(Excerpted records begins)

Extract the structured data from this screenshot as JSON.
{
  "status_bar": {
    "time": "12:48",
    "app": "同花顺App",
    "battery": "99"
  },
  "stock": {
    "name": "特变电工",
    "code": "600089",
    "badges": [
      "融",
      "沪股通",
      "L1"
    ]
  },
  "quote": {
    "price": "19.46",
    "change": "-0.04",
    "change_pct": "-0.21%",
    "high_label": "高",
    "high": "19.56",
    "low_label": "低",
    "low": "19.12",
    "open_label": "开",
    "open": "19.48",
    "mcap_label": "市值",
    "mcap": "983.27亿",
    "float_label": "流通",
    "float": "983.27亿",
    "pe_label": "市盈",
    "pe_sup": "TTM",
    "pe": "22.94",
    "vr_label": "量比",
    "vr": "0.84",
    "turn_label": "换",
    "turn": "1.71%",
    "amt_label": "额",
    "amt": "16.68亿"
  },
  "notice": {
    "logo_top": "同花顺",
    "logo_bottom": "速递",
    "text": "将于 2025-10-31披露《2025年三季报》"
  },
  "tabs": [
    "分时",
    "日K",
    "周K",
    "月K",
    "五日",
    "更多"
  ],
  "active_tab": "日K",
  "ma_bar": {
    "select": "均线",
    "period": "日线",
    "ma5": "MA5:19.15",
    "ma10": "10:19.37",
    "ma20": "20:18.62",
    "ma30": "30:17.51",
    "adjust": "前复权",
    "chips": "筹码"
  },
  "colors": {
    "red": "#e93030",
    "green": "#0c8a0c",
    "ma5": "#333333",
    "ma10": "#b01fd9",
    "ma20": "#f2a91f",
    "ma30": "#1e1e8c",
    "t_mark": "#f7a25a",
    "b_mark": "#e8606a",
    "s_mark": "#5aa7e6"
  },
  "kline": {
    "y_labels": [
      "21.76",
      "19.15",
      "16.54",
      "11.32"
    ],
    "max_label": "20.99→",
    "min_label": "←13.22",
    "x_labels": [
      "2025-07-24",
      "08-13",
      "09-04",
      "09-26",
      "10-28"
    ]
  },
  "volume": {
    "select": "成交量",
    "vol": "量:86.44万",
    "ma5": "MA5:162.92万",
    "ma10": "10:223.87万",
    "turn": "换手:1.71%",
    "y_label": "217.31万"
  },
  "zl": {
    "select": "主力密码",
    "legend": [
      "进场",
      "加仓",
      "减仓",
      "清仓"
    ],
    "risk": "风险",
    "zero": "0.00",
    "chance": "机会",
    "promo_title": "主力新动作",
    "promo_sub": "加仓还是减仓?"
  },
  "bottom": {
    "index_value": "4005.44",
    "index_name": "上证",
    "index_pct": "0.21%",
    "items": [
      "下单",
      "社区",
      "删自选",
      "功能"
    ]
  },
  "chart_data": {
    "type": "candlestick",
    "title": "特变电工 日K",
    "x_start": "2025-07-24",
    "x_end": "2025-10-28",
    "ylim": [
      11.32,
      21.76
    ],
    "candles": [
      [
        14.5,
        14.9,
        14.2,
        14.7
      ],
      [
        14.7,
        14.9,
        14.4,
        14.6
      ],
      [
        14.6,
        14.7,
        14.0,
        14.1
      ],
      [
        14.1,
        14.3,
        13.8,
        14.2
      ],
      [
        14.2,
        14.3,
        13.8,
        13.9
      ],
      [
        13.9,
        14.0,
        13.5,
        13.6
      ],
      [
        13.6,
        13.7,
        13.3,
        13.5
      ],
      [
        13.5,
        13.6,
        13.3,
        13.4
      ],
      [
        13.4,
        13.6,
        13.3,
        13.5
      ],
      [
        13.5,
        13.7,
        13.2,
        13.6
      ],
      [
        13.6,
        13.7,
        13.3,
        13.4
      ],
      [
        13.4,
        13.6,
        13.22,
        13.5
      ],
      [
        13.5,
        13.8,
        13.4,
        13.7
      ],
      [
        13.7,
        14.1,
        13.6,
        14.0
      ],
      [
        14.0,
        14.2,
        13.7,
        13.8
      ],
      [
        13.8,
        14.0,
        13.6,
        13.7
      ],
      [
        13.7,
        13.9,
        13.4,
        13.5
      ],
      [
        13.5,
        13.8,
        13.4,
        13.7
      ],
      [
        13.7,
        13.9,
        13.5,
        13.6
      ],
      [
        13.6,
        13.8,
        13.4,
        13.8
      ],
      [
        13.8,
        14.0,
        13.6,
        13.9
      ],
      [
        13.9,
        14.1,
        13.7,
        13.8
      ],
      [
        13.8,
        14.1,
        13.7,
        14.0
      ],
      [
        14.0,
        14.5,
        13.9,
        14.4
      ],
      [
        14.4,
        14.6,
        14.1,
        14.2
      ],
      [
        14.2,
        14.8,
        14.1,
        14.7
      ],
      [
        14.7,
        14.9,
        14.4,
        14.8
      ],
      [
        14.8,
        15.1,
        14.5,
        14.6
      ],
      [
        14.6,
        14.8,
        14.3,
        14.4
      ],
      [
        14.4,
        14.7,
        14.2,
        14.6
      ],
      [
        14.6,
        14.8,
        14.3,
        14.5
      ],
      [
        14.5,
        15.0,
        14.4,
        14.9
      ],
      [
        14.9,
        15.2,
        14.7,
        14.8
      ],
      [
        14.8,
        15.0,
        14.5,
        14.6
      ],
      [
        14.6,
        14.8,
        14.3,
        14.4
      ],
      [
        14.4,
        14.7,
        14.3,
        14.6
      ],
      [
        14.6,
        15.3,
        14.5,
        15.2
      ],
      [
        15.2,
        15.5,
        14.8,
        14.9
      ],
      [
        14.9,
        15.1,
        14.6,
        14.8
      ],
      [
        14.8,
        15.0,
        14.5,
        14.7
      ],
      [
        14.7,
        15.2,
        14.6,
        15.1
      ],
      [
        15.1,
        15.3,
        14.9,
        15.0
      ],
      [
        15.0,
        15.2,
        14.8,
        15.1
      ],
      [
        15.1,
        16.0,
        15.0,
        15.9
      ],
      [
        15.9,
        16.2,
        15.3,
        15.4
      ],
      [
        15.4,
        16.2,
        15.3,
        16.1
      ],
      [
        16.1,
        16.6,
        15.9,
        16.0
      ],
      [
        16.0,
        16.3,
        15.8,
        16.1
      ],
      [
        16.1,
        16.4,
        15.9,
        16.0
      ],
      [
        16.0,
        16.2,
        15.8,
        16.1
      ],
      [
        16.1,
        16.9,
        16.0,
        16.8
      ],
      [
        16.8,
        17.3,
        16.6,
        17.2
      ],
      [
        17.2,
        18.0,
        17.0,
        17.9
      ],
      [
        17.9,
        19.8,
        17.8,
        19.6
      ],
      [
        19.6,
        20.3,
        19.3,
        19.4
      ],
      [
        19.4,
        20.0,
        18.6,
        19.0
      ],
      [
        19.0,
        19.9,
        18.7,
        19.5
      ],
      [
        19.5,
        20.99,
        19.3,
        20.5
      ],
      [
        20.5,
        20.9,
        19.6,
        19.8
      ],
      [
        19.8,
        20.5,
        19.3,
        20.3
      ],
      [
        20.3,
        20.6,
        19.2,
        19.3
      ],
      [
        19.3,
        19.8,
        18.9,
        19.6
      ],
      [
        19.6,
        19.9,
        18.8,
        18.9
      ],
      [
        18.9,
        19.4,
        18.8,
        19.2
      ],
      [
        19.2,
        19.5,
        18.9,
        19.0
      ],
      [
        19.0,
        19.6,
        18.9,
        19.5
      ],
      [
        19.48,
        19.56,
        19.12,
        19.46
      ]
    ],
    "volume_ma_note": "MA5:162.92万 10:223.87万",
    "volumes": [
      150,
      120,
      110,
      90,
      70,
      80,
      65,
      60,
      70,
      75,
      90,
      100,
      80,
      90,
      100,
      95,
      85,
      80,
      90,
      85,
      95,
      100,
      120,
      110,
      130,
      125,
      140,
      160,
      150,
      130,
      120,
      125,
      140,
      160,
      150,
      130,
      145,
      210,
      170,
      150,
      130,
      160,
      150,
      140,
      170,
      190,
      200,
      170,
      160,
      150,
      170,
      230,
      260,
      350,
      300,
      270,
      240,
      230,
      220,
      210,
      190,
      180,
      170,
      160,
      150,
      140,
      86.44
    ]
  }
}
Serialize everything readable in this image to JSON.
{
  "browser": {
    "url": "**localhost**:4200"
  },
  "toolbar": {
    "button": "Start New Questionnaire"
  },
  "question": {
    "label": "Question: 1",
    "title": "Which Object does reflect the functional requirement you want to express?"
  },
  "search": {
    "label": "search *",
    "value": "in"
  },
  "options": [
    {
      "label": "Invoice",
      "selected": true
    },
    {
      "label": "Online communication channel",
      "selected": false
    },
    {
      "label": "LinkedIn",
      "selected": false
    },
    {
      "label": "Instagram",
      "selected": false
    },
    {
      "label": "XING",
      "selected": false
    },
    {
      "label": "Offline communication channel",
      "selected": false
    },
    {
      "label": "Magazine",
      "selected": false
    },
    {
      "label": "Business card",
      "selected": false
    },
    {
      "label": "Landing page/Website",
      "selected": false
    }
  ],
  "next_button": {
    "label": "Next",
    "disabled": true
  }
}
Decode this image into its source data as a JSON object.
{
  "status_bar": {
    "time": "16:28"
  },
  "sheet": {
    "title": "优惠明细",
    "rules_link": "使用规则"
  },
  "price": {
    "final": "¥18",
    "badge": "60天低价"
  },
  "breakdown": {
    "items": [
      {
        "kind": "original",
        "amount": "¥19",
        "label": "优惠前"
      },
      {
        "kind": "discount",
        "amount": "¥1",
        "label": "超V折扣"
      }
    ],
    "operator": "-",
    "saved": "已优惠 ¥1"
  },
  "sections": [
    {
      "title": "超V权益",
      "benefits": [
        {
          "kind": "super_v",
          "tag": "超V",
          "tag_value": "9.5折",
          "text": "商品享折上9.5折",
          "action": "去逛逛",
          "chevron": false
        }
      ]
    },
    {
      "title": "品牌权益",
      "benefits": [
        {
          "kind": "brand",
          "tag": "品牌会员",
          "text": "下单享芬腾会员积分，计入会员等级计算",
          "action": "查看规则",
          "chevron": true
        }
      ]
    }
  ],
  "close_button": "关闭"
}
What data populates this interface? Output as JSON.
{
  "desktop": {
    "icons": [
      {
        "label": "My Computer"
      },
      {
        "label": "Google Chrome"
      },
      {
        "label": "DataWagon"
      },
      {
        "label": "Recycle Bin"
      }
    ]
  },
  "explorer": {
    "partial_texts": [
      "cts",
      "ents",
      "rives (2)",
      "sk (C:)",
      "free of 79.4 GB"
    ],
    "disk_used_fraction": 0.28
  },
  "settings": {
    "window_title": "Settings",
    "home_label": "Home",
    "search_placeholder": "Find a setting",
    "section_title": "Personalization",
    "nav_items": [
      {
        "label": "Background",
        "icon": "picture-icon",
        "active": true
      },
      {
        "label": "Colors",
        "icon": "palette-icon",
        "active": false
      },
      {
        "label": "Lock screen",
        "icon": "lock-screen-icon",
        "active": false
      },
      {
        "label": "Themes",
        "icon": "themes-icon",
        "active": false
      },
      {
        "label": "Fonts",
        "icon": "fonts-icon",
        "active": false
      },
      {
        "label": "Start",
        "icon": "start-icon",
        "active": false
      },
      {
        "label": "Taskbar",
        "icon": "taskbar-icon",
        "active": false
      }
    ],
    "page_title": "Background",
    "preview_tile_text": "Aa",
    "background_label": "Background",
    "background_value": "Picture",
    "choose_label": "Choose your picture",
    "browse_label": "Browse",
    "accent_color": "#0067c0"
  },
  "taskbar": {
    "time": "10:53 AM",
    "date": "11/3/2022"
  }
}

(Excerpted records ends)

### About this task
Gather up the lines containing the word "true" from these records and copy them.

### Answer space
      "selected": true
    "disabled": true
          "chevron": true
        "active": true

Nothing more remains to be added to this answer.